WHAT IS BEING ASKED. Each entry is to be output precisely as it appears.

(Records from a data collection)

+ + + +

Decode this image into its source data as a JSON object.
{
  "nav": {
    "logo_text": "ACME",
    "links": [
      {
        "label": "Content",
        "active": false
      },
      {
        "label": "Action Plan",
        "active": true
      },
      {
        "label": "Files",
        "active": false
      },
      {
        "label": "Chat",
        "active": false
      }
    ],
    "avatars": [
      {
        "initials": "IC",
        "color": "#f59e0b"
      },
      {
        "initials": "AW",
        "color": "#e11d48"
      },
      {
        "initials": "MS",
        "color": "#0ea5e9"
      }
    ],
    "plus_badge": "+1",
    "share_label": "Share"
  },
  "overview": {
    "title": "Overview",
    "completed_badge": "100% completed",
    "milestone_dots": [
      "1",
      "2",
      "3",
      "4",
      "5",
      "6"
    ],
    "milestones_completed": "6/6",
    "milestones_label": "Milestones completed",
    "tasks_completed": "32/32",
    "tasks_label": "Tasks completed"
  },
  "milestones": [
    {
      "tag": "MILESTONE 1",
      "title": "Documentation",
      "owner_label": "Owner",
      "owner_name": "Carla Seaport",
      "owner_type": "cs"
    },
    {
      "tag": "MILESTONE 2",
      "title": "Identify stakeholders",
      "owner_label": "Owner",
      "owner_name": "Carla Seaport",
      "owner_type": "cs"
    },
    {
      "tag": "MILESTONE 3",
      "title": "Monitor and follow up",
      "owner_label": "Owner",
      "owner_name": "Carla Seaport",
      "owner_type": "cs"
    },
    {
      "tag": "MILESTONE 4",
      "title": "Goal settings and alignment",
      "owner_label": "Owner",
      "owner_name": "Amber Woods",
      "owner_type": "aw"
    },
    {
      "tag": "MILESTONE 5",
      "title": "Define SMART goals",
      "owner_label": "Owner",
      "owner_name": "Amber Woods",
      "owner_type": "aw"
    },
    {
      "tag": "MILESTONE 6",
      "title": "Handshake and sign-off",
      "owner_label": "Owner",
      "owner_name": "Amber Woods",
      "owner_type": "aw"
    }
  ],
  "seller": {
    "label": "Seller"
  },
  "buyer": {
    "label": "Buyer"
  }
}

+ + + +

OUTPUT BELOW.
Decode this image into its source data as a JSON object.
{
  "nav": {
    "logo_text": "ACME",
    "links": [
      {
        "label": "Content",
        "active": false
      },
      {
        "label": "Action Plan",
        "active": true
      },
      {
        "label": "Files",
        "active": false
      },
      {
        "label": "Chat",
        "active": false
      }
    ],
    "avatars": [
      {
        "initials": "IC",
        "color": "#f59e0b"
      },
      {
        "initials": "AW",
        "color": "#e11d48"
      },
      {
        "initials": "MS",
        "color": "#0ea5e9"
      }
    ],
    "plus_badge": "+1",
    "share_label": "Share"
  },
  "overview": {
    "title": "Overview",
    "completed_badge": "100% completed",
    "milestone_dots": [
      "1",
      "2",
      "3",
      "4",
      "5",
      "6"
    ],
    "milestones_completed": "6/6",
    "milestones_label": "Milestones completed",
    "tasks_completed": "32/32",
    "tasks_label": "Tasks completed"
  },
  "milestones": [
    {
      "tag": "MILESTONE 1",
      "title": "Documentation",
      "owner_label": "Owner",
      "owner_name": "Carla Seaport",
      "owner_type": "cs"
    },
    {
      "tag": "MILESTONE 2",
      "title": "Identify stakeholders",
      "owner_label": "Owner",
      "owner_name": "Carla Seaport",
      "owner_type": "cs"
    },
    {
      "tag": "MILESTONE 3",
      "title": "Monitor and follow up",
      "owner_label": "Owner",
      "owner_name": "Carla Seaport",
      "owner_type": "cs"
    },
    {
      "tag": "MILESTONE 4",
      "title": "Goal settings and alignment",
      "owner_label": "Owner",
      "owner_name": "Amber Woods",
      "owner_type": "aw"
    },
    {
      "tag": "MILESTONE 5",
      "title": "Define SMART goals",
      "owner_label": "Owner",
      "owner_name": "Amber Woods",
      "owner_type": "aw"
    },
    {
      "tag": "MILESTONE 6",
      "title": "Handshake and sign-off",
      "owner_label": "Owner",
      "owner_name": "Amber Woods",
      "owner_type": "aw"
    }
  ],
  "seller": {
    "label": "Seller"
  },
  "buyer": {
    "label": "Buyer"
  }
}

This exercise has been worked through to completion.